The heir to the throne and his wife travelled by tube from Farringdon to King’s Cross station, part of the commemorations of London Underground’s 150th anniversary – and to celebrate the role of engineering and infrastructure in the UK.

While security was the prime consideration, the station had to keep operating as normal during the visit.

The royal party were accompanied around King’s Cross by Robin Gisby, our managing director, network operations, and John McAslan, architect of the western concourse, which opened in March 2012 as part of our plans to expand capacity and upgrade station facilities.

Royal connection

They also visited King’s Cross Square construction site along the station’s southern frontage, which is due to open this autumn. Once complete, the new square will reveal the historic station’s original Lewis Cubitt façade for the first time in a century. Cubitt is the Duchess of Cornwall’s great, great, great uncle.

A major improvement programme

Earlier, the Prince and Duchess visited both the historic Farringdon tube station we've recently refurbished, and the Crossrail construction site at Farringdon station. They met some of the apprentices involved with the project, and heard how the station will become a major hub, linking Crossrail and Thameslink, along with London Underground, National Rail, Docklands Light Railway and the London Overground lines.

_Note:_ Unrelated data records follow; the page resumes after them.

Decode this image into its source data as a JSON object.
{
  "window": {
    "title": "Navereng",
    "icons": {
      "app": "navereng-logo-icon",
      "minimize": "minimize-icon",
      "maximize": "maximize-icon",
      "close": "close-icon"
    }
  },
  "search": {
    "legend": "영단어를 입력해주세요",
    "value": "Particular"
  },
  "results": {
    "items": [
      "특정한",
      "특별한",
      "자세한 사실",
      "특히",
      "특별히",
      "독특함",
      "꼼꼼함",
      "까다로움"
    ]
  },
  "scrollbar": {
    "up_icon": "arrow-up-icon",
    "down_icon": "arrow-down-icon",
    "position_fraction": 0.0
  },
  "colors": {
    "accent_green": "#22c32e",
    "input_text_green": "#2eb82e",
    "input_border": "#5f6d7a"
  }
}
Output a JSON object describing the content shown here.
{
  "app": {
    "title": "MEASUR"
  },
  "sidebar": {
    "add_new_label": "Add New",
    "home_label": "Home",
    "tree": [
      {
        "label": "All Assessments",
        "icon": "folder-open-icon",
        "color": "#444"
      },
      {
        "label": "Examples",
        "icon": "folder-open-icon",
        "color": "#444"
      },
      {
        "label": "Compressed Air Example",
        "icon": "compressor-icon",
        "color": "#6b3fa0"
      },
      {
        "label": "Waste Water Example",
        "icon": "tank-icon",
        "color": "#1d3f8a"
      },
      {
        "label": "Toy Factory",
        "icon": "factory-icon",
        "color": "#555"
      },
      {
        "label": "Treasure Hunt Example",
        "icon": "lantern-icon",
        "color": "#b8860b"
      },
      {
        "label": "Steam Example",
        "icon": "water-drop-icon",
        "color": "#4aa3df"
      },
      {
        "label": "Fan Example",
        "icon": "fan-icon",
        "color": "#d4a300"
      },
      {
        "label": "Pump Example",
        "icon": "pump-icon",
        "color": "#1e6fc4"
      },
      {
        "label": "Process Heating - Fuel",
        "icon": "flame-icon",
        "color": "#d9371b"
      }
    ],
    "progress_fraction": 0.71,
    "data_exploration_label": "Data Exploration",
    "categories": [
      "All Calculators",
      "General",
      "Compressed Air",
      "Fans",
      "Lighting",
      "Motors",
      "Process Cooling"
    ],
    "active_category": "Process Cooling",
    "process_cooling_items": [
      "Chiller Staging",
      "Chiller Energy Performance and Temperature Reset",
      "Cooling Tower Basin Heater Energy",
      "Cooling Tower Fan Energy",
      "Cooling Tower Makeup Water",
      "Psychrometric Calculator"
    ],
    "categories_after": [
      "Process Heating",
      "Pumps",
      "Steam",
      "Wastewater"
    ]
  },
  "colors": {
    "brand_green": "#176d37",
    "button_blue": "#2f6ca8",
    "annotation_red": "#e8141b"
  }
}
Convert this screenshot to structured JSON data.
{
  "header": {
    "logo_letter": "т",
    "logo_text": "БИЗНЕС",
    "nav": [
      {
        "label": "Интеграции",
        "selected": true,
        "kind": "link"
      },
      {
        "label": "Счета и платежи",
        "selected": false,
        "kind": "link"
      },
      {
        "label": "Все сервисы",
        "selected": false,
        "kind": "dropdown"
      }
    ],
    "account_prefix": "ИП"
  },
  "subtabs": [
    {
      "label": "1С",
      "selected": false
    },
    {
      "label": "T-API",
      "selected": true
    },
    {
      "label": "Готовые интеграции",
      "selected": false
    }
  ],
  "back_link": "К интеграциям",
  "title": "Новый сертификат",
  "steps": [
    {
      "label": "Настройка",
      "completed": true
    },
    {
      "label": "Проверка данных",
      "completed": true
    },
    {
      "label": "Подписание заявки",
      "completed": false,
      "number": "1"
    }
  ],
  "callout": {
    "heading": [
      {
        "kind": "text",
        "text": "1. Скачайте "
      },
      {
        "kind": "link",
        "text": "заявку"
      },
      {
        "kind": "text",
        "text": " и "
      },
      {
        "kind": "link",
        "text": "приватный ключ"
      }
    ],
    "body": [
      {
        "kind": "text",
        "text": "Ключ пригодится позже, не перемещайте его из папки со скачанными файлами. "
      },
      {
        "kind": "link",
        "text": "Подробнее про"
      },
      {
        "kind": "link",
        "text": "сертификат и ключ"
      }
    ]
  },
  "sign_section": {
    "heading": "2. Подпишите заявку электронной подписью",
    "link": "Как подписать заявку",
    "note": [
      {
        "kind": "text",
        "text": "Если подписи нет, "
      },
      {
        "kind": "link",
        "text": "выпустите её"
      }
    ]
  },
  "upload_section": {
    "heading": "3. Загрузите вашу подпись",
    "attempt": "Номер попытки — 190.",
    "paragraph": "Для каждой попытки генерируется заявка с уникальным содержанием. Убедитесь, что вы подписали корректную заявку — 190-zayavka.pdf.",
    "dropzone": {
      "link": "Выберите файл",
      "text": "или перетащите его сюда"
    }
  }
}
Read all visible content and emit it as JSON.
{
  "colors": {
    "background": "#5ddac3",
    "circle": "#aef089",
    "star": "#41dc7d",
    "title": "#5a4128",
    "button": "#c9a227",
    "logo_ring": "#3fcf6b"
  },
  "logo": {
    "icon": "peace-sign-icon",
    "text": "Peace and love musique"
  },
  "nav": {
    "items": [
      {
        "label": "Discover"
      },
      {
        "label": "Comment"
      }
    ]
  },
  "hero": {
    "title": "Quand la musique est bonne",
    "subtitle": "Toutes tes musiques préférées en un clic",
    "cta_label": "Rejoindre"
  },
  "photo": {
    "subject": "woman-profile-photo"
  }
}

“It was a real honour to have the Prince and Duchess visit King’s Cross and Farringdon stations, and to talk to them about why we’re carrying out these works. We’re in the middle of the biggest capacity improvement programme since Victorian times, and these projects are proof of our commitment.”

Robin Gisby, managing director, network operations, Network Rail